The crew arrived just late yesterday to the site in Comalapa, Guatemala, where Long Way Home is stationed.  Touring through the Technico Maya vocational school that has progressed in the past year since our last visit, we were all greatly impressed and humbled by the giant tire and trash bottle walls.  “We need to be doing this in about 100 other places in the world, like, now,” stated Mike Reynolds while settling into the upper dome of a classroom.

earthship tire wall

Romeo, the future owner of this residence, has been working with Long Way Home as a foreman and will be a sustainable ambassador for his community.  He was there to greet us when we arrived and expressed his gratitude straight away with a heartwarming smile.  
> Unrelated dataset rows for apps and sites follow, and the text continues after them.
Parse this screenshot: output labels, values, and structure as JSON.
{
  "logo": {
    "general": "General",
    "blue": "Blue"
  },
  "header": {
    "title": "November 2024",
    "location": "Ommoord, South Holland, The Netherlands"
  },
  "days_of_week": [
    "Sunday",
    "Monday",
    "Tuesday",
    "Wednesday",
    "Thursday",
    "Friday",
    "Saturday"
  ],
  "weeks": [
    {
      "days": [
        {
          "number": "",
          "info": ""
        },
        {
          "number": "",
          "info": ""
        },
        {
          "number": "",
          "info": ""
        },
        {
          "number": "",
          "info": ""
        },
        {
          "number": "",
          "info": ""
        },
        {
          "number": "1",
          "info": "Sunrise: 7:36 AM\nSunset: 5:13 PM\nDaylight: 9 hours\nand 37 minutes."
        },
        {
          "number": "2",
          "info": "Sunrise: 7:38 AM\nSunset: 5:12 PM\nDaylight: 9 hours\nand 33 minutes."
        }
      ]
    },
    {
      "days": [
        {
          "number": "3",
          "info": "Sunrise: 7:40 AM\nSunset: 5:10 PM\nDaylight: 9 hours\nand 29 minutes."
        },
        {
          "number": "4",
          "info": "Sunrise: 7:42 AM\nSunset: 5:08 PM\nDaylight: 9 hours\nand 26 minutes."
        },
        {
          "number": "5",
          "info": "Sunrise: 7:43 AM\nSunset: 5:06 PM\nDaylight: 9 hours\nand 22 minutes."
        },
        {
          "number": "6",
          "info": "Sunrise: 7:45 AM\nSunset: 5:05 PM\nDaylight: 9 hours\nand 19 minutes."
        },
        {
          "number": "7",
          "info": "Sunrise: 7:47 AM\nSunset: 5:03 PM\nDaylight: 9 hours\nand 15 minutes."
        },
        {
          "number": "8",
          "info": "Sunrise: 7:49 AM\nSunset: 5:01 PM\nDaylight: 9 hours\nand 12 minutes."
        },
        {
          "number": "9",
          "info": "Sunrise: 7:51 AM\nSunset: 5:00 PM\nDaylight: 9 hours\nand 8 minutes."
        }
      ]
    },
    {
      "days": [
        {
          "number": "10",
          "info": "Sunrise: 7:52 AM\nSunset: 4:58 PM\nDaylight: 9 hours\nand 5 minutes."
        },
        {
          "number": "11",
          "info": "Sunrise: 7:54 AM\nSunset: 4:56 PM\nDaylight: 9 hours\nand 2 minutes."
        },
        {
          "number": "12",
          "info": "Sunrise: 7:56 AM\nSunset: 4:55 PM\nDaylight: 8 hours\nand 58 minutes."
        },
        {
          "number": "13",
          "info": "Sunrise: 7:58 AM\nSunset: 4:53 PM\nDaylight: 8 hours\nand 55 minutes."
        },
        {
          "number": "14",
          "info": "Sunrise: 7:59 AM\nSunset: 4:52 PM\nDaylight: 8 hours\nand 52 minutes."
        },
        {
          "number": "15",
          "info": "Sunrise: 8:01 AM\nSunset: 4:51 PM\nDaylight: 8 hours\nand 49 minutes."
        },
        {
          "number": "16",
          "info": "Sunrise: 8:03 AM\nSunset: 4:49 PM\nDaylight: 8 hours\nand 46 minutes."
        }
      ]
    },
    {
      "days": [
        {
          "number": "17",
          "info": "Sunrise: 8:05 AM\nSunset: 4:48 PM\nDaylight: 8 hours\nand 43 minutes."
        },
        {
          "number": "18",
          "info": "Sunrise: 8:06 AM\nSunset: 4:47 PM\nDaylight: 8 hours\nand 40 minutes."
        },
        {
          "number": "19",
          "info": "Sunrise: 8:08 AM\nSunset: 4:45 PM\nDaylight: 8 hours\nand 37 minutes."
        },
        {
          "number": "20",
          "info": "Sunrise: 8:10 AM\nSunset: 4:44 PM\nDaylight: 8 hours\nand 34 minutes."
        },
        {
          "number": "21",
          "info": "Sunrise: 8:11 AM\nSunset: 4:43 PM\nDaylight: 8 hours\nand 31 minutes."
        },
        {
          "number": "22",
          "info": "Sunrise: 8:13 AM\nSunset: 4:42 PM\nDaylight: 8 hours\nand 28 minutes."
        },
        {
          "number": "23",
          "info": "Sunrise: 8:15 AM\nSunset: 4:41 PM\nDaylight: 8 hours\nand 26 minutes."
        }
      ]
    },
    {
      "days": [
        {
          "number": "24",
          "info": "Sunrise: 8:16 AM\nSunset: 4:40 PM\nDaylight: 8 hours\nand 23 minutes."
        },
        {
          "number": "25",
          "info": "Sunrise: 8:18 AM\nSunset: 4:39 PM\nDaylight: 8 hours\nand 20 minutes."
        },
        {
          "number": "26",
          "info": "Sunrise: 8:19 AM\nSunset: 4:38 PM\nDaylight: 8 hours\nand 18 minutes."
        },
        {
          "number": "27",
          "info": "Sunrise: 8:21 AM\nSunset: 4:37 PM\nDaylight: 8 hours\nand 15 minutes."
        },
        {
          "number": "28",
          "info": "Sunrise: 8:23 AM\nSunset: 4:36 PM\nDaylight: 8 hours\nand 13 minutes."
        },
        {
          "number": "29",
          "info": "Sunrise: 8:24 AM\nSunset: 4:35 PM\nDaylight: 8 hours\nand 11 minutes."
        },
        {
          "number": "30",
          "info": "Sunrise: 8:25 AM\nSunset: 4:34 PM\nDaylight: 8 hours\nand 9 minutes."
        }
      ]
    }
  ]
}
Today we started early after breakfast to prepare and stage and organize the jobsite for the 60+ volunteers to work tomorrow.  We brought all of the needed tools to the site as well as materials such as sand and gravel piles to be hauled uphill to the site.

earthship tire layout

We began leveling the 3U’s for load bearing walls and sorting through tire sizes and laying out the foundation.  Tire pounding was started shortly after as many of us were eager to get started.  Much of the first course of tires were packed and pounded and the first out of six courses started to get buried.  The burial of the first course of tires was a last minute decision made by foreman Phil Basehart and Mike Reynolds in order to better stabilize the building.  A few early interns came to the jobsite to lend a hand, get a feel for the site and meet our crew.

Phil Basehart Michael Reynolds

Romeo Phil Basehart Guatemala

earthship site prep

Rebar was sorted and bend and cut to create the framework for the first completed ferro-cement vault.  

earthship vault

The day was ended early by some of the crew to go meet and greet with all of the incoming interns from places all around the planet.  Interns were all welcomed by Earthship Biotecture, Long Way Home, and Romeo himself with a big thank you to their donations and time.  They were then arranged into groups of ten with different crew members running projects such as foundation laying and the continuation of tire pounding, septic and grey water planter preparation and vault framework.  

Long Way Home Guatemala